Uterine cancer, also known as endometrial cancer, is a type of cancer that begins in the uterus, which is the pear-shaped organ located in a woman’s pelvis. This cancer typically develops in the inner lining of the uterus, called the endometrium.
It is one of the most common types of gynecologic cancers. The majority of cases occurring in people who have reached menopause. The exact cause of uterine cancer is still unknown, but certain risk factors have been identified.
One of the primary risk factors for this type of cancer is hormonal imbalance, specifically an excess of estrogen. Women who have never been pregnant, have a history of irregular menstrual cycles, or have undergone hormone replacement therapy are at a higher risk. Additionally, obesity, diabetes, and certain inherited genetic conditions, such as Lynch syndrome, can increase the likelihood of developing uterine cancer.

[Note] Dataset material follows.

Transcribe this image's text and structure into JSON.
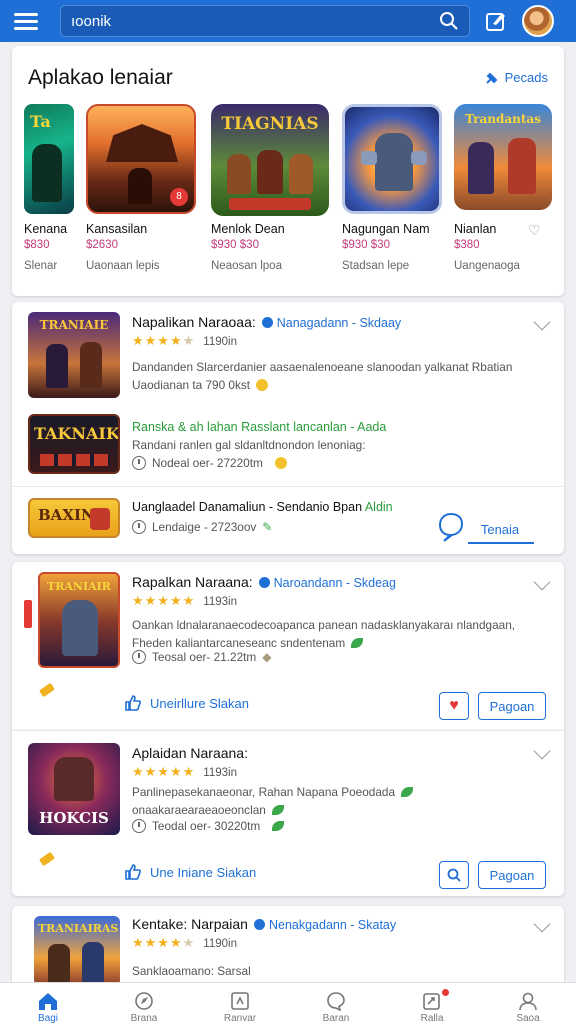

The most common symptom of uterine cancer is abnormal vaginal bleeding, especially in postmenopausal women. Other signs and symptoms may include pelvic pain, difficulty urinating, pain during intercourse, or an enlarged uterus. However, it is important to note that these symptoms can also be caused by other conditions, so further testing is necessary for an accurate diagnosis.